BALTIMORE – Activist attorney Leonard J. Kerpelman, best known for representing atheist Madalyn Murray O’Hair in the landmark 1963 Supreme Court case that outlawed prayer in public schools, died Sept. 26 at a Baltimore hospital of complications from a tumor. He was 88.
He took on numerous, often unpopular causes during his long career that ended in disbarment in 1989, in part for disrupting a judicial hearing. And he was known as a colorful figure in Baltimore, driving a 1948 Cadillac and at times jumping into public fountains.
Leonard Jules Kerpelman, the son of attorneys, was born in 1925 in Baltimore. He suffered from polio as a child and was blind in one eye. He earned a bachelor’s degree in chemical engineering in 1945 from Johns Hopkins University and a law degree in 1949 from the University of Maryland.

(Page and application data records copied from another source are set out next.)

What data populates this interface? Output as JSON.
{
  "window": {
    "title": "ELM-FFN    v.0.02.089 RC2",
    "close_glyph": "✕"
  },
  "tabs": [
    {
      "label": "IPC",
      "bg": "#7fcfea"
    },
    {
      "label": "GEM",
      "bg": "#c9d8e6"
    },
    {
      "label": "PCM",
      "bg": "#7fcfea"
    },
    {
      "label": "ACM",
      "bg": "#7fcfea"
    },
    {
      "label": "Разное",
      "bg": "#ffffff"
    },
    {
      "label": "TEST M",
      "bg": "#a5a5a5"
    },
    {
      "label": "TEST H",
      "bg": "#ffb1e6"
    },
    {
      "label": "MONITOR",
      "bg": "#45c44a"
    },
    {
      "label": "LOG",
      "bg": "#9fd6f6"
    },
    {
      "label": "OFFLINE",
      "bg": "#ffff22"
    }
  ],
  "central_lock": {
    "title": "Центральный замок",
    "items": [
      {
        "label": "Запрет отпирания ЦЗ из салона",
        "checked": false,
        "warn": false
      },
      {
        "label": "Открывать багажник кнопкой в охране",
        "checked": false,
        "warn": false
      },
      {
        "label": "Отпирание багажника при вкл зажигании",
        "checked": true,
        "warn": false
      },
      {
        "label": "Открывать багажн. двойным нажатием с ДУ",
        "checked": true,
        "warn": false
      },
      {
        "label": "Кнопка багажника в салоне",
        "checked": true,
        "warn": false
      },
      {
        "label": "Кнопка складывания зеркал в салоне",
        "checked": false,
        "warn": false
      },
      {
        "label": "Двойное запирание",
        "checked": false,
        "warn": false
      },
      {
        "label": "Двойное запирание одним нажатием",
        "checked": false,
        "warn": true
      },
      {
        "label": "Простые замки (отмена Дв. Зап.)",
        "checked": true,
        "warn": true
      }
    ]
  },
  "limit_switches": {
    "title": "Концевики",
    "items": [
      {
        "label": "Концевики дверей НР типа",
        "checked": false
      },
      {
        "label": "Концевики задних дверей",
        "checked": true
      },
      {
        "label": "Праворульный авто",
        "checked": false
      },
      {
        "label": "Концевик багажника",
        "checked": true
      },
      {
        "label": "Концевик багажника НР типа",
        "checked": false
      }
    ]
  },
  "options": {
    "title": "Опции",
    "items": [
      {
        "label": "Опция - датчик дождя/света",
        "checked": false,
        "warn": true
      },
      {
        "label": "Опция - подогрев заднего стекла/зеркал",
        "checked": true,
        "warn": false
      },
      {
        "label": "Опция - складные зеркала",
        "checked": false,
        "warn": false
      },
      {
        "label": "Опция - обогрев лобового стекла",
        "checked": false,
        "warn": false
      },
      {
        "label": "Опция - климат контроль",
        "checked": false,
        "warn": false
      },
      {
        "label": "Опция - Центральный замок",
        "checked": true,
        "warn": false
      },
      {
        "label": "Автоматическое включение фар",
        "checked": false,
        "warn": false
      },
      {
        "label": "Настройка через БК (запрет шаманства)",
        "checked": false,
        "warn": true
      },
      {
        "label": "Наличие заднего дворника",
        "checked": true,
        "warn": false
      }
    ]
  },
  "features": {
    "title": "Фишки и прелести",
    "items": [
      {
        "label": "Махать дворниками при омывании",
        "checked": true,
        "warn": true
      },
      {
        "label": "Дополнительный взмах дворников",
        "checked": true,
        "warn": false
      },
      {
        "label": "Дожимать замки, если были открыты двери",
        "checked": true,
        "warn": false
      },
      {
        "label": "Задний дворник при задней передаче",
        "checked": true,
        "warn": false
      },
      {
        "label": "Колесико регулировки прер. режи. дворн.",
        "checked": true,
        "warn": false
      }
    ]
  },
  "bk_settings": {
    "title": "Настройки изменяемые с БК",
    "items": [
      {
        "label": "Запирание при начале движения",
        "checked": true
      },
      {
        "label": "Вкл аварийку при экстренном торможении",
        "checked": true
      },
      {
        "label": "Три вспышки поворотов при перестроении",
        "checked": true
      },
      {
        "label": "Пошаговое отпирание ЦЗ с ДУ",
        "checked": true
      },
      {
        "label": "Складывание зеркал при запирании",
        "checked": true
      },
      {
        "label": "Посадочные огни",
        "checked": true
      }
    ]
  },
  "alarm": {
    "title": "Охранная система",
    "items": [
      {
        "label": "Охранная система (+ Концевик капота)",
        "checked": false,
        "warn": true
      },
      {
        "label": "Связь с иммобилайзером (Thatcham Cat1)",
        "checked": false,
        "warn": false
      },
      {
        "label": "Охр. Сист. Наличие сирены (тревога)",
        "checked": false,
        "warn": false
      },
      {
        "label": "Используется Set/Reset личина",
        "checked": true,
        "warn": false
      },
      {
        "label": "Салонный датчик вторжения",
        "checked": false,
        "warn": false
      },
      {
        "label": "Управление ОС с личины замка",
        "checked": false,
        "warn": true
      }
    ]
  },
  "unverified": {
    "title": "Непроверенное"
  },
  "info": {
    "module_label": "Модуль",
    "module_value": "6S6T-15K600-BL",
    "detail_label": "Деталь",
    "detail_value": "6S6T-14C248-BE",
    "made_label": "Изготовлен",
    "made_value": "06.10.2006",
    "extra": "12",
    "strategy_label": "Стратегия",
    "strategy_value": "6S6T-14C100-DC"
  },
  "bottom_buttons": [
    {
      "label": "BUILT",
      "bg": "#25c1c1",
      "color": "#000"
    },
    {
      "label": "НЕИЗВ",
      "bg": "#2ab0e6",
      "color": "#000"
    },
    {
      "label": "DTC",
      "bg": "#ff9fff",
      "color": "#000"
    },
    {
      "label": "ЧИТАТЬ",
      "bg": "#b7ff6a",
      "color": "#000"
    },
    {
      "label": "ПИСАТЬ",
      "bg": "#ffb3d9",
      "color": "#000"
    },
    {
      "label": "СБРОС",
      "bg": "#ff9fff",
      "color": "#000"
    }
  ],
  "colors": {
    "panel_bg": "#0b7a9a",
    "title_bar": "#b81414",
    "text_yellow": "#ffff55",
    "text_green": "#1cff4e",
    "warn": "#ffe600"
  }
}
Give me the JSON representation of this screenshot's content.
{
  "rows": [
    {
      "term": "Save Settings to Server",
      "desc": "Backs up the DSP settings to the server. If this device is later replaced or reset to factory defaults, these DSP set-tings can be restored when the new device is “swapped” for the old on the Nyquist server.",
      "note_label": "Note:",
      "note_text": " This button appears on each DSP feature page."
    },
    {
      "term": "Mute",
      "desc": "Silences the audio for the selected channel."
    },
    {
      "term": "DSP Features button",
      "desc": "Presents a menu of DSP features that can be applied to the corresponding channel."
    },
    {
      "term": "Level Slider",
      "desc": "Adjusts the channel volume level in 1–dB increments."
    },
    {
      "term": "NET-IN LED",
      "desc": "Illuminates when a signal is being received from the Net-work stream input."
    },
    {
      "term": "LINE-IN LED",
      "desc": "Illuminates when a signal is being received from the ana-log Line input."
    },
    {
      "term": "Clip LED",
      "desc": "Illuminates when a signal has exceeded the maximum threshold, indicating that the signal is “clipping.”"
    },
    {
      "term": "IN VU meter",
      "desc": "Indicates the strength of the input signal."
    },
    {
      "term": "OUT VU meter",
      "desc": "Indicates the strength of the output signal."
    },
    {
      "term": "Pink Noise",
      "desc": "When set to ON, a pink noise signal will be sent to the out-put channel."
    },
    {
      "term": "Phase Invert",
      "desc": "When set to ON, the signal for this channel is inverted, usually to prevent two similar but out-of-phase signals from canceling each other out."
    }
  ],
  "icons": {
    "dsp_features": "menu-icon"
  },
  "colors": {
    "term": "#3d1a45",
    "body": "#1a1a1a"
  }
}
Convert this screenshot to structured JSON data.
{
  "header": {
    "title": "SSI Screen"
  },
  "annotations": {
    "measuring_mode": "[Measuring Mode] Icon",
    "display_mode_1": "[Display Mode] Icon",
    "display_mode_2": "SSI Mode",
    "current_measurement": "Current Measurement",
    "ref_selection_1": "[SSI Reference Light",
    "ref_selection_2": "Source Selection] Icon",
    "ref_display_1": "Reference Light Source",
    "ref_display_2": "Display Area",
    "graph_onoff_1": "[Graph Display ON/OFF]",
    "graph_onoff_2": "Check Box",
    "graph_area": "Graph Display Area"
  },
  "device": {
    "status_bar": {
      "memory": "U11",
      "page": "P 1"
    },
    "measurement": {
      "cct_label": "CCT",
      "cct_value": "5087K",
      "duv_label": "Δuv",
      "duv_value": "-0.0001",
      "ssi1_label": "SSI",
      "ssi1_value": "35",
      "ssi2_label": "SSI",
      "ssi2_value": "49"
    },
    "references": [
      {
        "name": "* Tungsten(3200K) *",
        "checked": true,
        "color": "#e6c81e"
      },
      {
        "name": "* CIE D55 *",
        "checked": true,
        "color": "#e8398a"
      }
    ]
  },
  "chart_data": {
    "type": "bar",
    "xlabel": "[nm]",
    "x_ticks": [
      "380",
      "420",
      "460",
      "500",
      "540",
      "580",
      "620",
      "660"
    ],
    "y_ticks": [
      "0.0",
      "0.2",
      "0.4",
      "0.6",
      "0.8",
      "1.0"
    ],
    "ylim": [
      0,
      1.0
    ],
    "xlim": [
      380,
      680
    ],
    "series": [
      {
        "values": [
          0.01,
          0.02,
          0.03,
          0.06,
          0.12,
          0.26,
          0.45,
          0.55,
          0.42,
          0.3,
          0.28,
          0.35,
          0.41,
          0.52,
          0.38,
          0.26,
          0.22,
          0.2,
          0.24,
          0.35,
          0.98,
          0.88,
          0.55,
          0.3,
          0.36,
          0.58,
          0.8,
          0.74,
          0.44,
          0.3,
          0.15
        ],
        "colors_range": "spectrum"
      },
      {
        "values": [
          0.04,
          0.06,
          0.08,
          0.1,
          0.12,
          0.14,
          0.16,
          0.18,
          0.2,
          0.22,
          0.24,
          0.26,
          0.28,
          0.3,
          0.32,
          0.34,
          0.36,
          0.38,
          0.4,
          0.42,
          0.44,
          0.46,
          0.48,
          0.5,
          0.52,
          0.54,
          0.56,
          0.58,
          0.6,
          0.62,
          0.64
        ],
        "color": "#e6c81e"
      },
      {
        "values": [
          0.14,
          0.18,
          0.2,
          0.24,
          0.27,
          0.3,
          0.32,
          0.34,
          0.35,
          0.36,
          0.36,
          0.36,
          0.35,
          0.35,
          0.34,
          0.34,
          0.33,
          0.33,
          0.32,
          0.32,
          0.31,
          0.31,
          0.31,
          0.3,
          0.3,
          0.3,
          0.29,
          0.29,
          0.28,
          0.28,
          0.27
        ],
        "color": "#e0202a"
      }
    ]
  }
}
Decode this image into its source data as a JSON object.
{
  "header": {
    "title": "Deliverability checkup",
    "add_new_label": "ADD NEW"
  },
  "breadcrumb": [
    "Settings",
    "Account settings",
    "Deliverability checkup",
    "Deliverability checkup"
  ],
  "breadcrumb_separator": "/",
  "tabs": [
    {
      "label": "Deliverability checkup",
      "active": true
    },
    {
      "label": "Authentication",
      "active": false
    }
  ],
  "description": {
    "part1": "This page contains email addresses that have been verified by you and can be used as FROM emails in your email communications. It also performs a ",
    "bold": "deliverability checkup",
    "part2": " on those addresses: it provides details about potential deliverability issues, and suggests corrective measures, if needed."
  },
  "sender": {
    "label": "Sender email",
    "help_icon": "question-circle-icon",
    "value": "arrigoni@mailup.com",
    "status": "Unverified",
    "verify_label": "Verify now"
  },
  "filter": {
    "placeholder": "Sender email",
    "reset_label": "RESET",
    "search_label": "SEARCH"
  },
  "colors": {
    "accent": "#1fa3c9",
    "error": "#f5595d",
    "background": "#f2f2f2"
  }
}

The case that brought him lasting fame revolved around O’Hair, who was opposed to prayer in public schools and stated she was going to keep her son home until the prayers stopped.
“I see no constitutional objection to the study of religion, history of religion, or the study of the Bible as literature,” Kerpelman said in a Baltimore Sun interview in 1963. “But this ceremony is sectarian, and it is impossible to have such a ceremony that is not sectarian.”
He took the case to the Supreme Court, winning an 8-1 decision.
The outcome brought on waves of hate mail and other forms for criticism, which Kerpelman seemed to relish. In a letter published in the Washington Post, he wrote: “Those whose letters contained threats of physical violence: Please contact my secretary for an appointment. There is a considerable waiting list.”